Students who are recommended for Algebra must demonstrate exceptional mathematical abilities and study skills. The decision for recommendation to the accelerated program is based on a collection of data including standardized test results, previous grades, and consideration of individual student attributes such as effective study skills, excellent effort, and interest in challenging material. In addition, teacher recommendation is required. The Algebra program follows the NYS Integrated Algebra curriculum, and students are prepared to sit for the NYS Regents examination offered each June.

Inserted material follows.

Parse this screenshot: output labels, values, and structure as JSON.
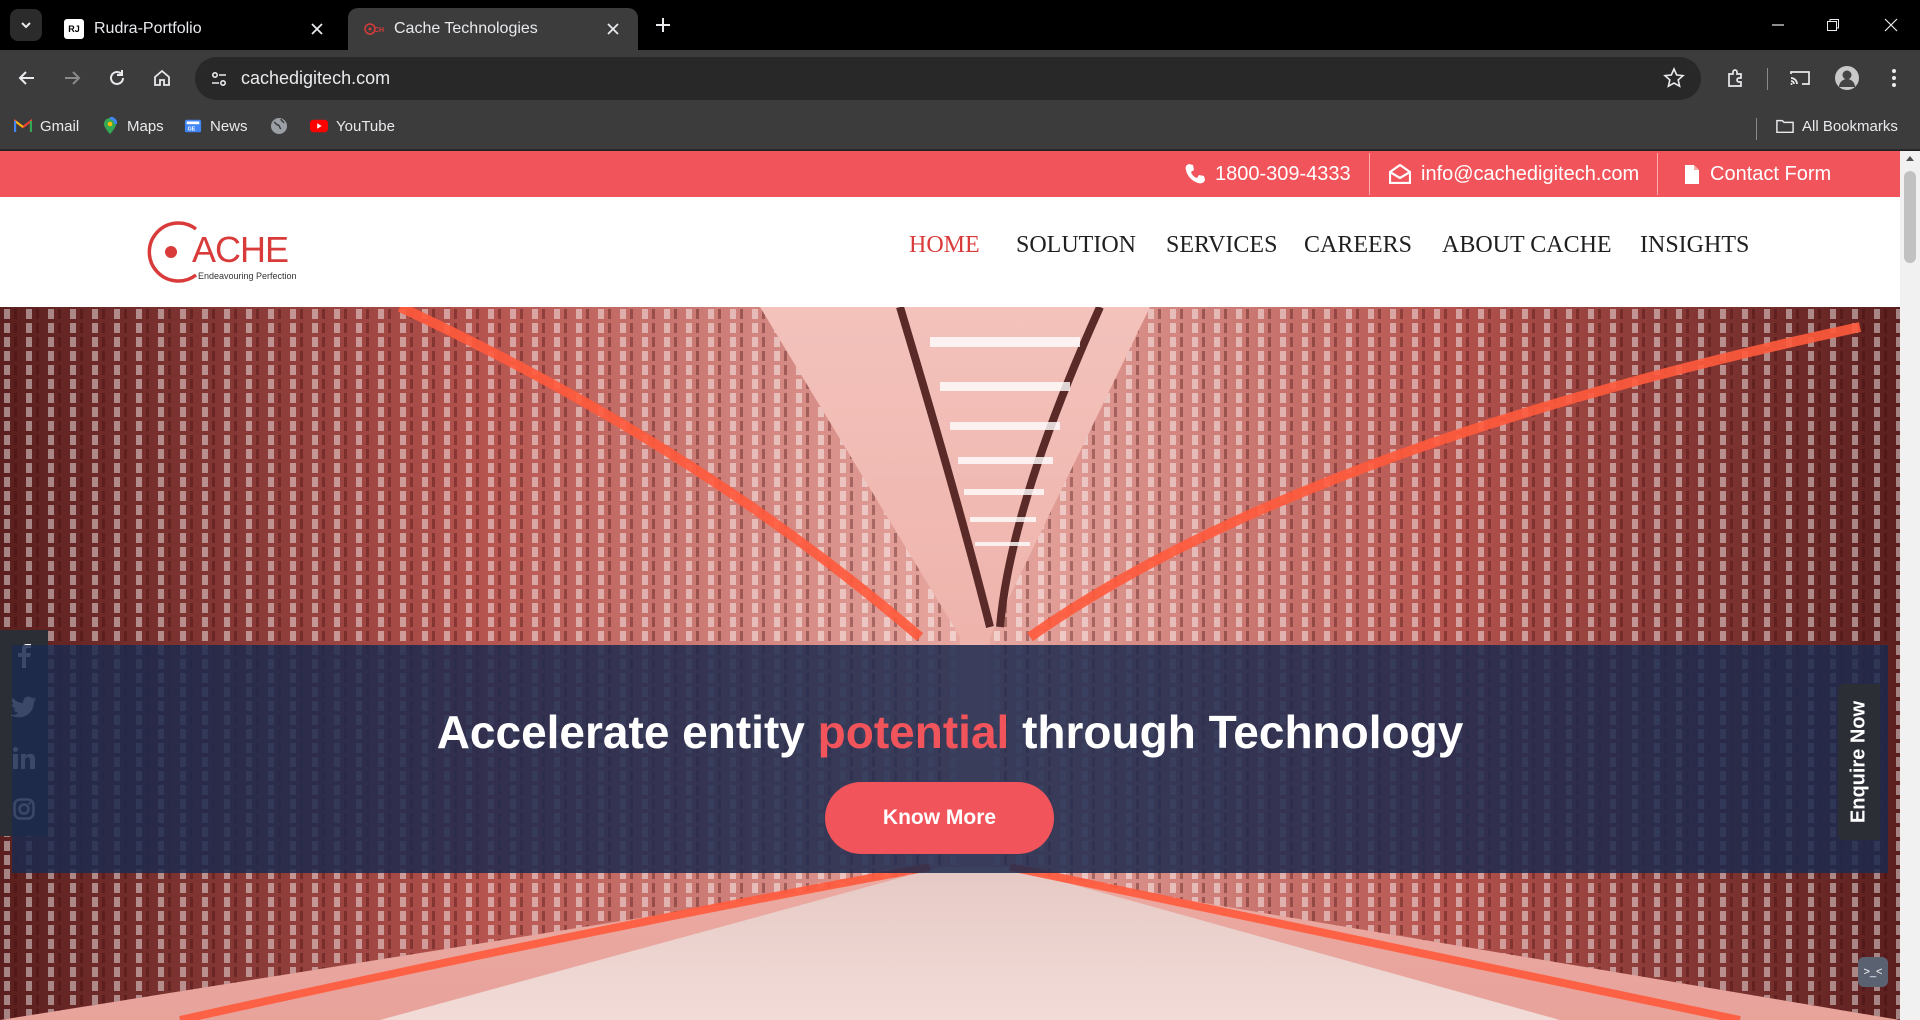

Algebra I applies many concepts learned and practiced in the seventh and eighth grade curriculum. Among other things, Algebra students will identify functions via tables, graphs, and equations, graph linear functions and describe features, such as the slope and intercepts, understand how to calculate rates of change in real-world applications, write equations for linear functions from word problems, and compare functions, linear and nonlinear, in different forms. Students are continually encouraged to utilize critical thinking skills while applying their knowledge to real world situations.
Science and Health

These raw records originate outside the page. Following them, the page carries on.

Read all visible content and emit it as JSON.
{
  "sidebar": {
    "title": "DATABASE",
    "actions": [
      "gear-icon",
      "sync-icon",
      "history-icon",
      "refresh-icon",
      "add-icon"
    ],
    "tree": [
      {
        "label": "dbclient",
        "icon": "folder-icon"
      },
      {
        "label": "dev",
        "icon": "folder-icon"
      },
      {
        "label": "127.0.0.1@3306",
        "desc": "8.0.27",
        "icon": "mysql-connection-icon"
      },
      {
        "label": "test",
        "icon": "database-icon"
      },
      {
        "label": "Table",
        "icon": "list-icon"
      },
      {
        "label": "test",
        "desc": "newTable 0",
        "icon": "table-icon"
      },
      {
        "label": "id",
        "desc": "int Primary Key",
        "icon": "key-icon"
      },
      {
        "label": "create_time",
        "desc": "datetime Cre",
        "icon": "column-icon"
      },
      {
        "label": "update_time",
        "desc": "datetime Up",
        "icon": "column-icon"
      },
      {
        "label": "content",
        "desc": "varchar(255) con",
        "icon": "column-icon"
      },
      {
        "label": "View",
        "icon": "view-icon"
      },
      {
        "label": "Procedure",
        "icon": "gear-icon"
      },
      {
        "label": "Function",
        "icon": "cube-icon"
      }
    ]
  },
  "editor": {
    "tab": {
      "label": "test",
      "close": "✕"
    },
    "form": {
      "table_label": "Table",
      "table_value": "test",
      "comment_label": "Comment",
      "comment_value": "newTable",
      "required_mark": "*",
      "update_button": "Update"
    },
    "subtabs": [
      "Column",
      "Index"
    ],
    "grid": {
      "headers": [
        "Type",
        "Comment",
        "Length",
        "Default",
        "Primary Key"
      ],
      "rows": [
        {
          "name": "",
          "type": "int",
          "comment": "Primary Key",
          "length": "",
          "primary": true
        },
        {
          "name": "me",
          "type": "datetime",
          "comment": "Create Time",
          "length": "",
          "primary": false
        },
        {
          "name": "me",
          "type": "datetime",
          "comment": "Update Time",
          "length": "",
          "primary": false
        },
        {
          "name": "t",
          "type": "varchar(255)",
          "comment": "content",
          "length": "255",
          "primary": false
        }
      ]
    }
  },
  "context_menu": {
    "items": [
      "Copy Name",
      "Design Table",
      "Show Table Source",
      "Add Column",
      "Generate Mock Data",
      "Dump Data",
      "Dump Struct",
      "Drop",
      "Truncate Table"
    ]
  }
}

Science 8 instruction consists of the study of the physical sciences. This includes physics and chemistry. The following topics are covered in the physics area: motion, force, pressure, energy, waves, machines, light and sound. Students will research various roller coasters and then construct K’Nex roller coasters to apply the concepts they have learned in physics. The chemistry portion of the curriculum consists of the study of matter, atoms, molecules, acids, bases, elements and the periodic table. As a reinforcement of concepts learned in the classroom lessons, students participate in lab activities to apply their knowledge.
The eighth grade Health curriculum deals with conflict resolution and substance abuse. Through research, students learn the dangers of tobacco, alcohol, and drugs.

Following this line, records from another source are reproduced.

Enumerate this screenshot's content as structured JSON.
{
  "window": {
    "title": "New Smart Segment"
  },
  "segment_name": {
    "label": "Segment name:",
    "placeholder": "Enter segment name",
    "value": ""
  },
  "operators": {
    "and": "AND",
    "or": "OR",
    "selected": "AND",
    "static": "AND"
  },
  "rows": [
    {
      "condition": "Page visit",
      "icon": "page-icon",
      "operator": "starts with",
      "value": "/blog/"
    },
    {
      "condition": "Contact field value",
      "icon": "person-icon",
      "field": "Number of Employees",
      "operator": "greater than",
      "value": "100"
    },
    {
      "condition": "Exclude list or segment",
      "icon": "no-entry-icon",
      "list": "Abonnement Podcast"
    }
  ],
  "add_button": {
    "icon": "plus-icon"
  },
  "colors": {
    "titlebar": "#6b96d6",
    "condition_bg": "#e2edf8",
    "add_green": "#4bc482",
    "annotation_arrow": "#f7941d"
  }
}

Students will expand their knowledge of Spanish through the study of complex grammar such as direct object pronouns, indirect object pronouns, demonstrative and superlative adjectives. Students will also learn two new tenses, the preterite tense and the present progressive as well as reflexive verbs and their pronouns. An impressive vocabulary stockpile will be amassed throughout the year. Fluency will be targeted through listening drills while communication skills are utilized by writing conversations and presenting them to the class. Students will also continue to explore and gain an appreciation for various Hispanic cultures and their customs and holidays from around the world such as Our Lady of Guadalupe, El Día de los Muertos and Cinco de Mayo. In grade eight, the students learn The Our Father and The Hail Mary in Spanish. The curriculum follows the New York State Standards and Diocesan guidelines. The students are evaluated through tests, projects, performance tasks, class work, quizzes, and homework.